- _REQUIRED WORK_
Output the data below exactly. Leave nothing out.

--- START ---

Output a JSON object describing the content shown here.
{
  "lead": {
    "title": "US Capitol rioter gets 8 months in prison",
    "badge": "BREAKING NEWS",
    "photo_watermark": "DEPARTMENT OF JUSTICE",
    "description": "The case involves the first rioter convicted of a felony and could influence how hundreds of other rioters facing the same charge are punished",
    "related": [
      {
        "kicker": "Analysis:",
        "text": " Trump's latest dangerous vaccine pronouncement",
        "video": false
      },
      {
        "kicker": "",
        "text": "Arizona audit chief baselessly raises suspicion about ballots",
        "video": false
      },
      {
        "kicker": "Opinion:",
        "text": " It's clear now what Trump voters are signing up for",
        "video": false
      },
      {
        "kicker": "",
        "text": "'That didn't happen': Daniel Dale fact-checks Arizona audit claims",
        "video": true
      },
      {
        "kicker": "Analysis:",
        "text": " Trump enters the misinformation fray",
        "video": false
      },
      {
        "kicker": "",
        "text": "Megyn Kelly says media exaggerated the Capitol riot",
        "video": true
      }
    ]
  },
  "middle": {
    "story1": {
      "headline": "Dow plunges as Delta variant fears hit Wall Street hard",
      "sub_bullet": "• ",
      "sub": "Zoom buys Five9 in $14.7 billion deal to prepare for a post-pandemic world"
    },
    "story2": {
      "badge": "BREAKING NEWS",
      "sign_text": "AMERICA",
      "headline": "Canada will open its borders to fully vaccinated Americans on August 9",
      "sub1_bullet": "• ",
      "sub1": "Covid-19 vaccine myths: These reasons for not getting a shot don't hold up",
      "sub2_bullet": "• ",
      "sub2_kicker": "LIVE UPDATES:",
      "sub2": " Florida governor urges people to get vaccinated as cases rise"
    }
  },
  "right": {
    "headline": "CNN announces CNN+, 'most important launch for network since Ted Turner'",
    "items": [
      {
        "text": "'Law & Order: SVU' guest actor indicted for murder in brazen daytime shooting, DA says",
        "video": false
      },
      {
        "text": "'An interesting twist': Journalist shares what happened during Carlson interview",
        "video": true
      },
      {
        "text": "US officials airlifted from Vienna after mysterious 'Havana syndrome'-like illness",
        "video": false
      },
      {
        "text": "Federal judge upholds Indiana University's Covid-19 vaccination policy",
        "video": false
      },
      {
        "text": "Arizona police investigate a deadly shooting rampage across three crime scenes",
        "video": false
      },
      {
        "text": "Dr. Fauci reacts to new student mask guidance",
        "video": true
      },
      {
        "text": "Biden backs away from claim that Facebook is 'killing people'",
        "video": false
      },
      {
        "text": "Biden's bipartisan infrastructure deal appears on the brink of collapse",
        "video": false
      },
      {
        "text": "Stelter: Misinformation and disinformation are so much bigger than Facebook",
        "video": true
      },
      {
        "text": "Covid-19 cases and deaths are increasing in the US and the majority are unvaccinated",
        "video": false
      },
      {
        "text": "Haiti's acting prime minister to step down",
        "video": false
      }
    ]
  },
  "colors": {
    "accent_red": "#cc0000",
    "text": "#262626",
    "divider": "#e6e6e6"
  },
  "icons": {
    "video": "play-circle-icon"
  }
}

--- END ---

- _ANSWER BELOW_
Output a JSON object describing the content shown here.
{
  "lead": {
    "title": "US Capitol rioter gets 8 months in prison",
    "badge": "BREAKING NEWS",
    "photo_watermark": "DEPARTMENT OF JUSTICE",
    "description": "The case involves the first rioter convicted of a felony and could influence how hundreds of other rioters facing the same charge are punished",
    "related": [
      {
        "kicker": "Analysis:",
        "text": " Trump's latest dangerous vaccine pronouncement",
        "video": false
      },
      {
        "kicker": "",
        "text": "Arizona audit chief baselessly raises suspicion about ballots",
        "video": false
      },
      {
        "kicker": "Opinion:",
        "text": " It's clear now what Trump voters are signing up for",
        "video": false
      },
      {
        "kicker": "",
        "text": "'That didn't happen': Daniel Dale fact-checks Arizona audit claims",
        "video": true
      },
      {
        "kicker": "Analysis:",
        "text": " Trump enters the misinformation fray",
        "video": false
      },
      {
        "kicker": "",
        "text": "Megyn Kelly says media exaggerated the Capitol riot",
        "video": true
      }
    ]
  },
  "middle": {
    "story1": {
      "headline": "Dow plunges as Delta variant fears hit Wall Street hard",
      "sub_bullet": "• ",
      "sub": "Zoom buys Five9 in $14.7 billion deal to prepare for a post-pandemic world"
    },
    "story2": {
      "badge": "BREAKING NEWS",
      "sign_text": "AMERICA",
      "headline": "Canada will open its borders to fully vaccinated Americans on August 9",
      "sub1_bullet": "• ",
      "sub1": "Covid-19 vaccine myths: These reasons for not getting a shot don't hold up",
      "sub2_bullet": "• ",
      "sub2_kicker": "LIVE UPDATES:",
      "sub2": " Florida governor urges people to get vaccinated as cases rise"
    }
  },
  "right": {
    "headline": "CNN announces CNN+, 'most important launch for network since Ted Turner'",
    "items": [
      {
        "text": "'Law & Order: SVU' guest actor indicted for murder in brazen daytime shooting, DA says",
        "video": false
      },
      {
        "text": "'An interesting twist': Journalist shares what happened during Carlson interview",
        "video": true
      },
      {
        "text": "US officials airlifted from Vienna after mysterious 'Havana syndrome'-like illness",
        "video": false
      },
      {
        "text": "Federal judge upholds Indiana University's Covid-19 vaccination policy",
        "video": false
      },
      {
        "text": "Arizona police investigate a deadly shooting rampage across three crime scenes",
        "video": false
      },
      {
        "text": "Dr. Fauci reacts to new student mask guidance",
        "video": true
      },
      {
        "text": "Biden backs away from claim that Facebook is 'killing people'",
        "video": false
      },
      {
        "text": "Biden's bipartisan infrastructure deal appears on the brink of collapse",
        "video": false
      },
      {
        "text": "Stelter: Misinformation and disinformation are so much bigger than Facebook",
        "video": true
      },
      {
        "text": "Covid-19 cases and deaths are increasing in the US and the majority are unvaccinated",
        "video": false
      },
      {
        "text": "Haiti's acting prime minister to step down",
        "video": false
      }
    ]
  },
  "colors": {
    "accent_red": "#cc0000",
    "text": "#262626",
    "divider": "#e6e6e6"
  },
  "icons": {
    "video": "play-circle-icon"
  }
}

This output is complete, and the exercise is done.